The diverse collection encompasses works from the 18th century to modern times that come from many countries around the world. The collection consists of paintings, sculptures, prints, rare books and Judaic ritual objects such as menorahs, spice boxes, crowns, rimonim (Torah finials), pointers, breast plates and a unique tik (Torah case).
The gallery area features objects from the collection as well as visiting exhibits throughout the year.
Visit the Rissman Kol Ami Collection exhibit space and see some of its treasures.
Out of the Narrows: Art from a new Haggadah by the Jewish Artists’ Collective Chicago
In the Rissman Kol Ami Collection Gallery through June 2022
Jewish Artist Collective Chicago is a community of visual artists connected through common heritage and committed to sharing ideas, enriching practices, and creating dialogue with community. JACC artists in this exhibit are: Susan Dickman, Dorit Jordan Dotan, Berit Engen, Alan Hobscheid, Ellen Holtzblatt, Judith Joseph, Carol Neiger, Amy Reichert, Beth Shadur and Jane Weintraub.
The exhibit includes art from the Collective’s new Haggadah, presenting art as an aggadic response, a way to tell the story using metaphor and ritual to address the themes of oppression and liberation, wandering and dispersion, slavery and Exodus, of topics as ancient and contemporary as racism and anti-Semitism, civil disobedience, freedom, and identity. For this exhibit, the artists have added some additional works that complement the themes of the Haggadah. The art includes handmade silver ritual objects, paintings, woven tapestries, encaustic, collage, printmaking, drawing, and digital photography.

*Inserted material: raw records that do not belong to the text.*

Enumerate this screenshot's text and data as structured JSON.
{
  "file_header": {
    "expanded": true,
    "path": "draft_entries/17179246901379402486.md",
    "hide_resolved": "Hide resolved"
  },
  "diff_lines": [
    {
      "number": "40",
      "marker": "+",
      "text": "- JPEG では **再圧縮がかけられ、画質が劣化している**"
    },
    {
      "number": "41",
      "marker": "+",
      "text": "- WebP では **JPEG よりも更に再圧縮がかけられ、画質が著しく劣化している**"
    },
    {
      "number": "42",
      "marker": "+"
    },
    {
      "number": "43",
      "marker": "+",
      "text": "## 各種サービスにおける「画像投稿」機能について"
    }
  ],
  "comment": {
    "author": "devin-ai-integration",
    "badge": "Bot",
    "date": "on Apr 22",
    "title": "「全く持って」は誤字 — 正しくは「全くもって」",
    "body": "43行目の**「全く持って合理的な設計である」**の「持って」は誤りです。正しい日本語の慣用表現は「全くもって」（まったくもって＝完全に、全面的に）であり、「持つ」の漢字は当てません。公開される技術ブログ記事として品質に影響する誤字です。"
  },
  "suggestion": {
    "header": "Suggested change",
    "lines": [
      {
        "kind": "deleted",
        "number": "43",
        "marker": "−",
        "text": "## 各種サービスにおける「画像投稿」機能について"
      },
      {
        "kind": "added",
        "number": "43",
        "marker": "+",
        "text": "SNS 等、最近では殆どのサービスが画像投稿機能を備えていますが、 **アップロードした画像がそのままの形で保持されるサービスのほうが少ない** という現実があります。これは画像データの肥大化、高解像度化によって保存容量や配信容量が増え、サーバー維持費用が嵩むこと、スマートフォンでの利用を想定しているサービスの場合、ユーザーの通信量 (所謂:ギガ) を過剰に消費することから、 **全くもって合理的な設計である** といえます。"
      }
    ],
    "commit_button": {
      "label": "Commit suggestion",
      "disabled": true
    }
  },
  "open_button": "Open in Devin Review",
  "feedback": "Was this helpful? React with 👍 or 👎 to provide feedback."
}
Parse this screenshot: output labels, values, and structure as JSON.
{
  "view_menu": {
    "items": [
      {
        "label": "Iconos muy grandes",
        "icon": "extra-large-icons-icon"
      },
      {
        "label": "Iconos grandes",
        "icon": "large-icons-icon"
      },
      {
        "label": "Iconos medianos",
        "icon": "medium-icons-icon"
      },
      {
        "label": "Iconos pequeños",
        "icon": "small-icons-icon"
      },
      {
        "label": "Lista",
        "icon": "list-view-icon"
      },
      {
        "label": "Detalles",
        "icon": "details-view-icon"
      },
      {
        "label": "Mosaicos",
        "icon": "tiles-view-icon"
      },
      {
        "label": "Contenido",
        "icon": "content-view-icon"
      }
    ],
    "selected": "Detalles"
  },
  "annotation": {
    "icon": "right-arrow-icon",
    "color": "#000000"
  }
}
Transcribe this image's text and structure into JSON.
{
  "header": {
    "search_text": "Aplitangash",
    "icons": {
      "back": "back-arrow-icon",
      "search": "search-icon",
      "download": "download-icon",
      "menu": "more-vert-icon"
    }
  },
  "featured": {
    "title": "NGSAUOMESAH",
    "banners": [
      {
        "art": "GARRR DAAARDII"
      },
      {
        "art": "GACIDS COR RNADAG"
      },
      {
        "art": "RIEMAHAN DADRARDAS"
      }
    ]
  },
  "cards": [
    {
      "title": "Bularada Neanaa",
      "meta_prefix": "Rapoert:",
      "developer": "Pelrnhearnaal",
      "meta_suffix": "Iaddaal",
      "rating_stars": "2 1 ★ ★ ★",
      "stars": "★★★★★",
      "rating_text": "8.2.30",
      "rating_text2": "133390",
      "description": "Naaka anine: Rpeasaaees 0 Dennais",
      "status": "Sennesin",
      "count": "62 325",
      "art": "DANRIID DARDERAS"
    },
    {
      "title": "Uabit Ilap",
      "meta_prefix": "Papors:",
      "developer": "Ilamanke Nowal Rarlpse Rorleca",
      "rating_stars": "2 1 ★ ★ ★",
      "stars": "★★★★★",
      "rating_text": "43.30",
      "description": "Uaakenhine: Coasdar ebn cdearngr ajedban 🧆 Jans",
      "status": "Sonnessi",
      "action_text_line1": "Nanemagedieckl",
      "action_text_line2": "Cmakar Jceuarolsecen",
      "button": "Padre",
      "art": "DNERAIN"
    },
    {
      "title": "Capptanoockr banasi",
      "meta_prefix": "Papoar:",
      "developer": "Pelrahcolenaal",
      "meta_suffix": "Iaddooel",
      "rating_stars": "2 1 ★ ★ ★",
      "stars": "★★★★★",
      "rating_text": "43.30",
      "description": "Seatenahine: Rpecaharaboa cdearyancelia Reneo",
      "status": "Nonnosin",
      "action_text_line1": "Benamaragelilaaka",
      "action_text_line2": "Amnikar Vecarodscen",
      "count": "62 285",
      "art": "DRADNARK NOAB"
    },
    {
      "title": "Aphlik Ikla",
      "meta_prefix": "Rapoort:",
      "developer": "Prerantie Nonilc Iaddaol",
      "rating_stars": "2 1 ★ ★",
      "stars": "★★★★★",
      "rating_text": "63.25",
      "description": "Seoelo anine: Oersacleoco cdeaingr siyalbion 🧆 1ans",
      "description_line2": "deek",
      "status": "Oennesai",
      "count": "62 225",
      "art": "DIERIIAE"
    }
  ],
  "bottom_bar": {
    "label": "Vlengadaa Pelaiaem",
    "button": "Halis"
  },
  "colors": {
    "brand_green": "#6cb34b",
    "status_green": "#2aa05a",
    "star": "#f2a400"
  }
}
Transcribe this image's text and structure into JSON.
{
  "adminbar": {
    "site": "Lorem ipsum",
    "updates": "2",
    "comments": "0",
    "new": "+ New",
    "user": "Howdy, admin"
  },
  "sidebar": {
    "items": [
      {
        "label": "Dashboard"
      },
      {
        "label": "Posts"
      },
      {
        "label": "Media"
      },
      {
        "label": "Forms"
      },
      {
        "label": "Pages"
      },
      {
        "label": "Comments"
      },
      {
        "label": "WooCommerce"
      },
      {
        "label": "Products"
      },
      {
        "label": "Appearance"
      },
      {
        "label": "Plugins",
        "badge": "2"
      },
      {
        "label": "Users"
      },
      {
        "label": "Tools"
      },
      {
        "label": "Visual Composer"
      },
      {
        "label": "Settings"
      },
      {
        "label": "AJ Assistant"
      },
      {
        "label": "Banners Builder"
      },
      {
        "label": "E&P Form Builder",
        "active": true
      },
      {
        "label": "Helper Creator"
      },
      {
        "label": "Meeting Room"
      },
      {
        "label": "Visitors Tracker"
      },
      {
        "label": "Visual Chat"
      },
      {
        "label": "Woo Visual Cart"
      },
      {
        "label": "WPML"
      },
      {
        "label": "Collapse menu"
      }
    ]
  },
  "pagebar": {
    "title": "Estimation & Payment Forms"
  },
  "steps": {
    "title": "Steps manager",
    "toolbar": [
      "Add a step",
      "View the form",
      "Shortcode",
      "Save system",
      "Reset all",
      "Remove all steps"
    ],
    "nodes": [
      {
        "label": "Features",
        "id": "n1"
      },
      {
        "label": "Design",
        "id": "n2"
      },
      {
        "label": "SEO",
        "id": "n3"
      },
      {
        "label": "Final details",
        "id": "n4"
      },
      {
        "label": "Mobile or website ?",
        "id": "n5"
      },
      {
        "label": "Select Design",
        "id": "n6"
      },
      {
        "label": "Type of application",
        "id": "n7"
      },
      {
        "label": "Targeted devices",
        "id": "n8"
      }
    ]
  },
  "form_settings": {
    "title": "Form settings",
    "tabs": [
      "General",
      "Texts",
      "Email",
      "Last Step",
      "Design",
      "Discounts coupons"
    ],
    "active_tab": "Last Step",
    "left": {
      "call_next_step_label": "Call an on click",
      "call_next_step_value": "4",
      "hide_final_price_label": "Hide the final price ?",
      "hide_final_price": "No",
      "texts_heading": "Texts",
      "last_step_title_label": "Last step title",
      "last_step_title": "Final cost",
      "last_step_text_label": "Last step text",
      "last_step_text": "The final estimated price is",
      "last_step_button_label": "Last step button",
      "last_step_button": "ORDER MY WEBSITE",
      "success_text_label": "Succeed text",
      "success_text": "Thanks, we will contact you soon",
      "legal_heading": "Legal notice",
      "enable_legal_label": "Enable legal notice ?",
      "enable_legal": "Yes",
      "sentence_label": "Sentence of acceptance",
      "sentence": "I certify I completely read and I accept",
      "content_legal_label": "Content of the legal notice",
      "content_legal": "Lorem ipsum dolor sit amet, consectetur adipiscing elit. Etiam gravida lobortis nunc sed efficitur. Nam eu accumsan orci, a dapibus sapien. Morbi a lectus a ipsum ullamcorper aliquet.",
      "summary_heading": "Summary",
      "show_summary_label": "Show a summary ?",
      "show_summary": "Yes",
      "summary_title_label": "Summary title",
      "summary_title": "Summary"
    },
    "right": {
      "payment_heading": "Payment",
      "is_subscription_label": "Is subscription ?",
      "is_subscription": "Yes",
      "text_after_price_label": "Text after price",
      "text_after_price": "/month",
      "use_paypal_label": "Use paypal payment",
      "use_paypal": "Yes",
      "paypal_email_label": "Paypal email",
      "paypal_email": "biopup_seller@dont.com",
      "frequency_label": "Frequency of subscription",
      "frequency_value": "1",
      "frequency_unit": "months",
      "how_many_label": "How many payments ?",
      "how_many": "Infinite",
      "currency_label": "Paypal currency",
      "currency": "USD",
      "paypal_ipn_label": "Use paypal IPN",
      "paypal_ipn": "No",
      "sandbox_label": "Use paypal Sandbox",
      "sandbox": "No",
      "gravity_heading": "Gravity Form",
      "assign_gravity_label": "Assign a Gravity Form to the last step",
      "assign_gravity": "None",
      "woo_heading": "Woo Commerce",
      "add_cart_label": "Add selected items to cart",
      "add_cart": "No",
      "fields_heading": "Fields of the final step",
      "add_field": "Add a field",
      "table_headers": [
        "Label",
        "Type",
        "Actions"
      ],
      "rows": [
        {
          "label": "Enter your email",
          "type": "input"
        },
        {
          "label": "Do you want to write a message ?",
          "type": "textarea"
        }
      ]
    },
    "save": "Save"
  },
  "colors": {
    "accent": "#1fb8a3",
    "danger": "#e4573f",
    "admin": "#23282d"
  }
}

For more information about the Haggadah or to order a copy, go to https://jac-chicago.com/out-of-the-narrows–the-artists–haggadah.
Click here to see brochures from past exhibits.
Click here to view selected treasures from the Rissman Kol Ami Collection.
Click here for our Guidelines for Submitting an Art Exhibit Proposal.
Czech Torah Scroll
Beth El’s Czech Sefer Torah Scroll No. 44 is now beautifully displayed in a new case in the Choos Alcove. This Torah was once cherished by the Jews of Prostejov (“Prossnitz” in German), located in the Czech Republic. The Prostejov synagogue and yeshiva sustained a vital Jewish community until the Nazis invaded in March 1939. In July the synagogue was forced closed. This scroll, hand-written in the 1800s, was confiscated by the Nazis and warehoused with 1,563 Sifrei Torah from other devastated Jewish communities in a ruined synagogue in Michle, outside Prague. In 1964 the scroll was rescued from oblivion and traveled to the Westminster Synagogue in London as part of the Czech Memorial Scrolls Trust. It was brought from London to North Suburban Synagogue Beth El in 1980 by congregants Judith and Roger Leff.
To Bear Silent Witness to our Past. To Honor the Memory of the Prostejov Community. To Remember the Shoah. The Torah is rolled to Deuteronomy 25:17-19:
Remember what Amalek did to you . . . do not forget. These cautionary words from Parsha Ki-Teze in Devarim recall the biblical nation of Amalek, which attacked the Israelites in the desert. We read these verses on Shabbat Zachor, the Shabbat before Purim, in connection with the megillah story of the oppressor Haman. The Nazis were also regarded as evil Amalekites. Abraham Lewin, a member of the clandestine Oneg Shabbat, a group that chronicled life in the Warsaw ghetto, wrote in his diary on June 6, 1942: We want our sufferings to be described for future generations. We meet every Shabbas to tell each other what the old-new Amalekites are doing to us, the Jews. These stories always weigh on me and my head starts to ache.